You may also create your own custom Design Patterns. Whenever you come up with a certain solution that is reusable in a vast majority of your projects, you may decide to abstract a design pattern out of it. Then you may create your own library of patterns and share them within your whole company, thus creating standards and ameliorating maintainability.

In this series of blog posts I am going to show you how to use the well known Gang of Four (GoF) Design Patterns in C# 4.0 code. Those patterns will work well in any project that uses C# but especially in WPF, WCF, WinForms, ASP.NET projects.

The GoF Design Patterns are divided into 3 categories : Creational Patterns, Structural Patterns and Behavioral Patterns.
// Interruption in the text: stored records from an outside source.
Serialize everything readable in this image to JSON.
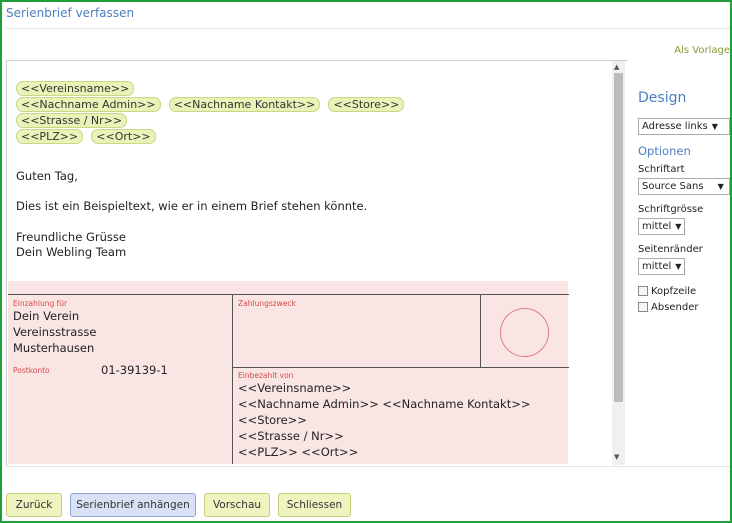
{
  "window": {
    "title": "Serienbrief verfassen",
    "vorlage_link": "Als Vorlage"
  },
  "editor": {
    "tags": [
      [
        "<<Vereinsname>>"
      ],
      [
        "<<Nachname Admin>>",
        "<<Nachname Kontakt>>",
        "<<Store>>"
      ],
      [
        "<<Strasse / Nr>>"
      ],
      [
        "<<PLZ>>",
        "<<Ort>>"
      ]
    ],
    "greeting": "Guten Tag,",
    "body": "Dies ist ein Beispieltext, wie er in einem Brief stehen könnte.",
    "closing1": "Freundliche Grüsse",
    "closing2": "Dein Webling Team"
  },
  "slip": {
    "einzahlung_label": "Einzahlung für",
    "recipient_line1": "Dein Verein",
    "recipient_line2": "Vereinsstrasse",
    "recipient_line3": "Musterhausen",
    "postkonto_label": "Postkonto",
    "postkonto_value": "01-39139-1",
    "zahlungszweck_label": "Zahlungszweck",
    "einbezahlt_label": "Einbezahlt von",
    "payer_line1": "<<Vereinsname>>",
    "payer_line2": "<<Nachname Admin>> <<Nachname Kontakt>> <<Store>>",
    "payer_line3": "<<Strasse / Nr>>",
    "payer_line4": "<<PLZ>> <<Ort>>"
  },
  "sidebar": {
    "design_heading": "Design",
    "design_select": "Adresse links",
    "optionen_heading": "Optionen",
    "schriftart_label": "Schriftart",
    "schriftart_value": "Source Sans",
    "schriftgroesse_label": "Schriftgrösse",
    "schriftgroesse_value": "mittel",
    "seitenraender_label": "Seitenränder",
    "seitenraender_value": "mittel",
    "kopfzeile_label": "Kopfzeile",
    "absender_label": "Absender"
  },
  "buttons": {
    "zurueck": "Zurück",
    "anhaengen": "Serienbrief anhängen",
    "vorschau": "Vorschau",
    "schliessen": "Schliessen"
  },
  "colors": {
    "accent": "#4b7fc2",
    "frame": "#1f9e3a",
    "tag_bg": "#e8f3b8",
    "slip_bg": "#f9e6e4"
  }
}
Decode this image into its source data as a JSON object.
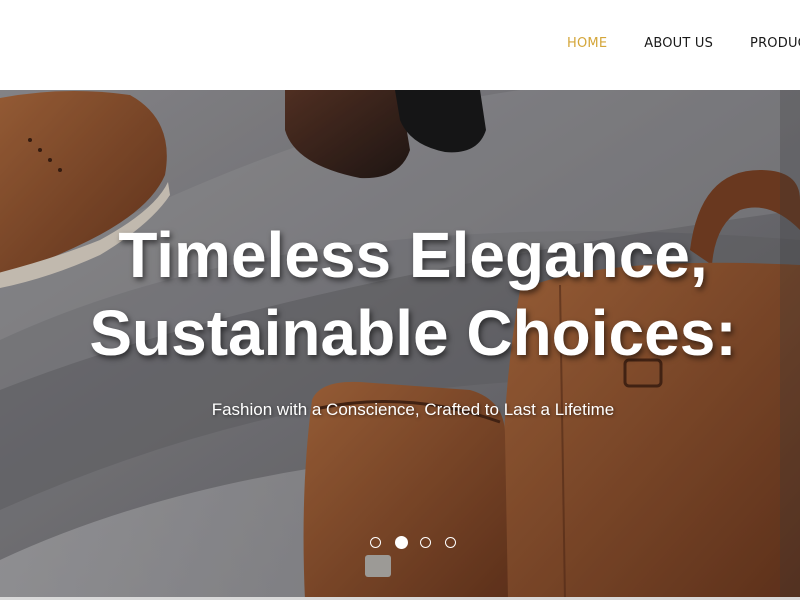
{
  "nav": {
    "items": [
      {
        "label": "HOME",
        "active": true
      },
      {
        "label": "ABOUT US",
        "active": false
      },
      {
        "label": "PRODUCTS",
        "active": false
      }
    ]
  },
  "hero": {
    "title_line1": "Timeless Elegance,",
    "title_line2": "Sustainable Choices:",
    "subtitle": "Fashion with a Conscience, Crafted to Last a Lifetime",
    "slides": {
      "count": 4,
      "active_index": 1
    }
  },
  "colors": {
    "accent": "#d4a63a",
    "nav_text": "#1a1a1a",
    "leather": "#8a4a28"
  }
}
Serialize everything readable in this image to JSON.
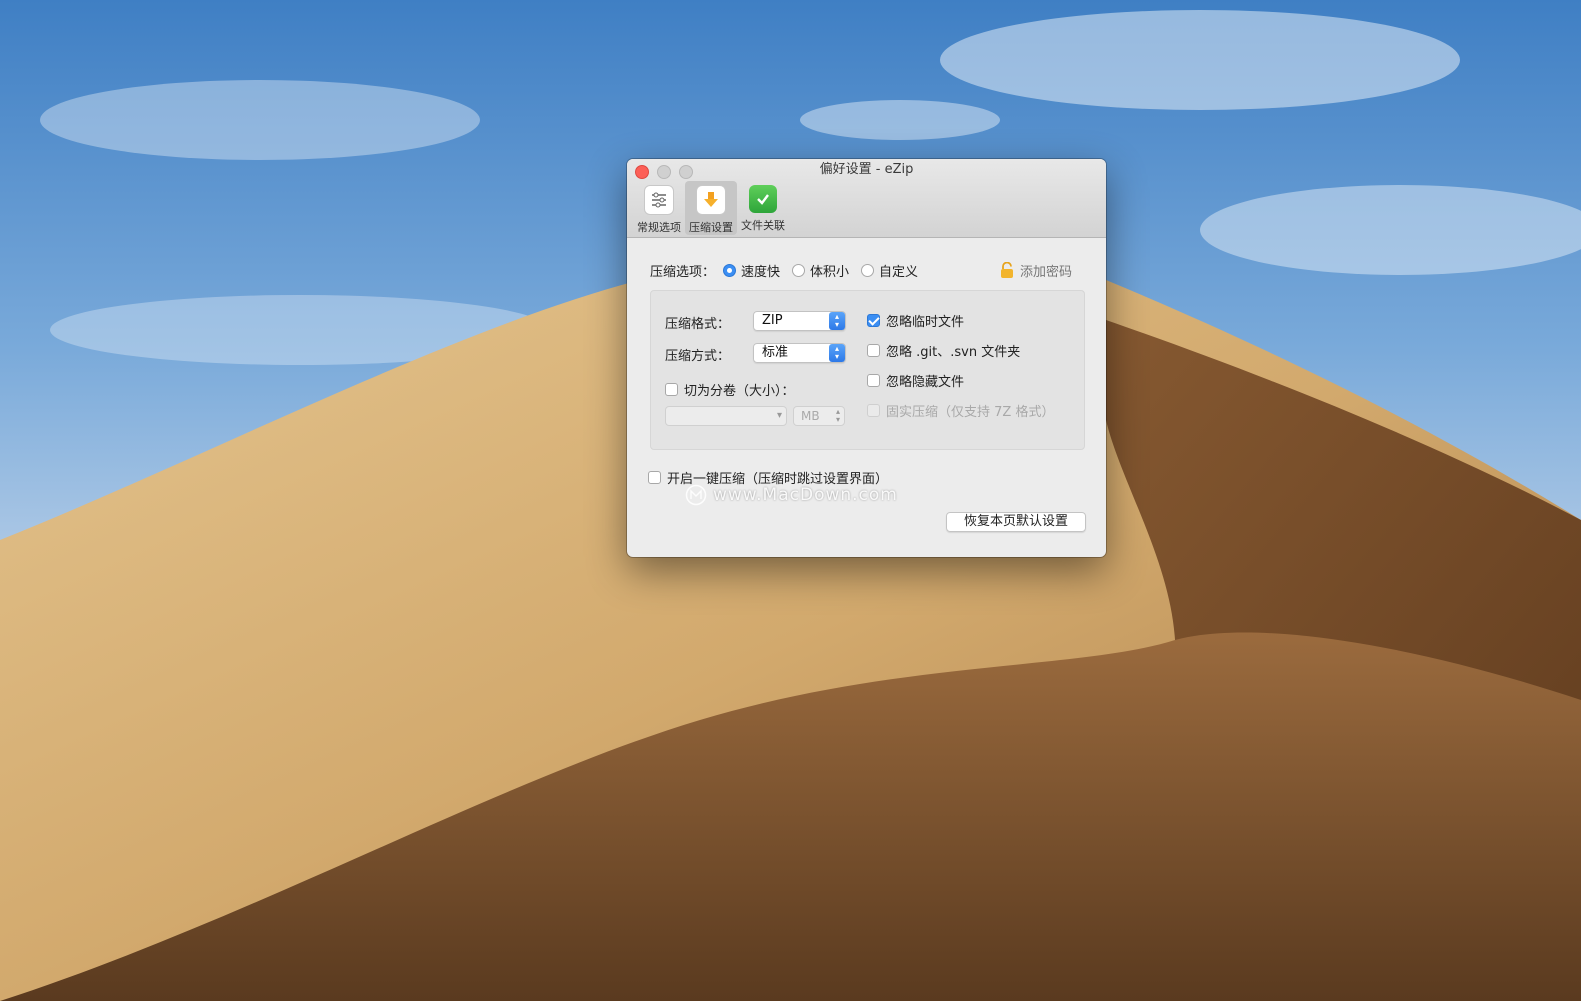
{
  "window": {
    "title": "偏好设置 - eZip"
  },
  "toolbar": {
    "items": [
      {
        "label": "常规选项",
        "icon": "sliders-icon",
        "active": false
      },
      {
        "label": "压缩设置",
        "icon": "compress-arrow-icon",
        "active": true
      },
      {
        "label": "文件关联",
        "icon": "checkmark-file-icon",
        "active": false
      }
    ]
  },
  "compress_options": {
    "label": "压缩选项：",
    "choices": [
      "速度快",
      "体积小",
      "自定义"
    ],
    "selected": "速度快",
    "password_label": "添加密码"
  },
  "format": {
    "label": "压缩格式：",
    "value": "ZIP"
  },
  "method": {
    "label": "压缩方式：",
    "value": "标准"
  },
  "split": {
    "label": "切为分卷（大小）：",
    "checked": false,
    "size_value": "",
    "unit": "MB"
  },
  "ignore": {
    "temp_files": {
      "label": "忽略临时文件",
      "checked": true
    },
    "vcs_folders": {
      "label": "忽略 .git、.svn 文件夹",
      "checked": false
    },
    "hidden_files": {
      "label": "忽略隐藏文件",
      "checked": false
    },
    "solid": {
      "label": "固实压缩（仅支持 7Z 格式）",
      "checked": false,
      "disabled": true
    }
  },
  "one_key": {
    "label": "开启一键压缩（压缩时跳过设置界面）",
    "checked": false
  },
  "watermark": "www.MacDown.com",
  "reset_button": "恢复本页默认设置",
  "colors": {
    "accent": "#3b8ef3",
    "close": "#fc5f57",
    "window_bg": "#ececec"
  }
}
In my following blog posts I am going to explain each GoF Design Pattern in detail and will show you examples of how to write good C# 4.0 code that implement those patterns.
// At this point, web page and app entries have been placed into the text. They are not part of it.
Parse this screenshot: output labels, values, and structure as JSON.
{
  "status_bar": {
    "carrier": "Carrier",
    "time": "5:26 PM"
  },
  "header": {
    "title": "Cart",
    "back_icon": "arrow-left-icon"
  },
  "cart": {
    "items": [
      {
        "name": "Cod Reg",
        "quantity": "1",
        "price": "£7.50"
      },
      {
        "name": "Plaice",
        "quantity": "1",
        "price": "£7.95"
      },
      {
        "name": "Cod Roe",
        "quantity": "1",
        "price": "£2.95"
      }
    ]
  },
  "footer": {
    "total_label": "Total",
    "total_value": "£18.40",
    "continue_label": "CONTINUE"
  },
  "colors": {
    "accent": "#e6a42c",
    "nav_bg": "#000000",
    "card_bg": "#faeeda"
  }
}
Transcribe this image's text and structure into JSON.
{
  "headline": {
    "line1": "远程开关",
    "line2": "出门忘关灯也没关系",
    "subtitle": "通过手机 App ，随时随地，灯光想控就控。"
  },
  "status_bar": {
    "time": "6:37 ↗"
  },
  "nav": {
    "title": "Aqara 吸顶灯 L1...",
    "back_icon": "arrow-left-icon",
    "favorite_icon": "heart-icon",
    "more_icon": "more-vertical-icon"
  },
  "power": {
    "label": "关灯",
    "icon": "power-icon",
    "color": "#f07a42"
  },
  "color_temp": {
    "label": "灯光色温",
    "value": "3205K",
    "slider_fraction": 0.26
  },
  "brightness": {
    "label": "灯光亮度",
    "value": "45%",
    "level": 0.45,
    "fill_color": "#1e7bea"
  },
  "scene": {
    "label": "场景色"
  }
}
Creational Patterns

  • Abstract Factory: Create instances of classes belonging to different families

  • Builder: Separate representation and  object construction

  • Factory Method: Create instances of derived classes
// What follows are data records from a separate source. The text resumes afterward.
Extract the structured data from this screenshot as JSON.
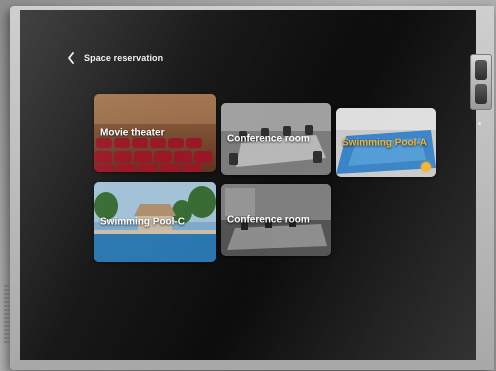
{
  "screen": {
    "title": "Space reservation",
    "back_icon": "chevron-left-icon"
  },
  "rooms": [
    {
      "label": "Movie theater"
    },
    {
      "label": "Conference room"
    },
    {
      "label": "Swimming Pool-A",
      "selected": true
    },
    {
      "label": "Swimming Pool-C"
    },
    {
      "label": "Conference room"
    }
  ],
  "colors": {
    "accent_badge": "#f2b233",
    "screen_bg": "#141414",
    "text": "#ffffff"
  }
}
  • Prototype: Clone or copy initialized instances

  • Singleton: Class with only one single possible instance

Structural Patterns

  • Adapter: Match interfaces of classes with different interfaces

  • Bridge: Separate implementation and object interfaces

  • Composite: Simple and composite objects tree

  • Decorator: Dynamically add responsibilities to objects 

  • Facade: Class that represents subclasses and subsystems

  • Flyweight: Minimize memory usage by sharing as much data as possible with similar objects

  • Proxy: Object that represents another object

Behavioral Patterns

  • Chain of Responsibility: Pass requests between command and processing objects within a chain of objects

  • Command: Encapsulate a method call as an object containing all necessary information

  • Interpreter: Include language elements and evaluate sentences in a given language

  • Iterator: Give sequential access to elements in a collection

  • Mediator: Encapsulates and simplifies communication between objects

  • Memento: Undo modifications and restore an object to its initial state

  • Observer: Notify dependent objects of state changes

  • State:Change object behavior depending on its state

  • Strategy: Encapsulate algorithms within a class and make them interchangeable

  • Template Method: Define an algorithm skeleton and delegate algorithm steps to subclasses so that they may be overridden

  • Visitor:  Add new operations to classes without modifying them

There are also many other types of pattern such as: Parallel Patterns, SOA Patterns, Enterprise Architecture Patterns, etc… So if you work in the respective area don’t hesitate to look up patterns that may help you to be more efficient and build better applications.


Thursday, April 7, 2011

[MVP Nomination] Happy to be awarded as MVP Visual C# !!!

Beginning of the month I got an email from Microsoft containing that I am awarded Microsoft MVP Visual C#. After working in the industry since soon more than 14 years I am very happy and honored for being selected and proud to call myself MVP !!!


I want to take some time and thank Loic Baumann (MVP Visual Studio ALM) and Michel Perfetti (MVP Visual Studio ALM) for their support as well as my MVP Lead for having me nominated.

Also a big thank you to Microsoft for putting their trust in me. I will do my best and continue sharing my knowledge with the community. So be prepared for many new blog posts and articles in the technical press on Software Architecture & Design, Visual C# and Windows Azure, which are my main interests. I will also concentrate on speaking much more at conferences so I would be glad to see you at any Microsoft events (TechDays, MS Days, etc…).

Who knows, I may even write a book on Software Architecture if I find the time. I really would love to do that. So stay tuned and continue following me if you like this Blog !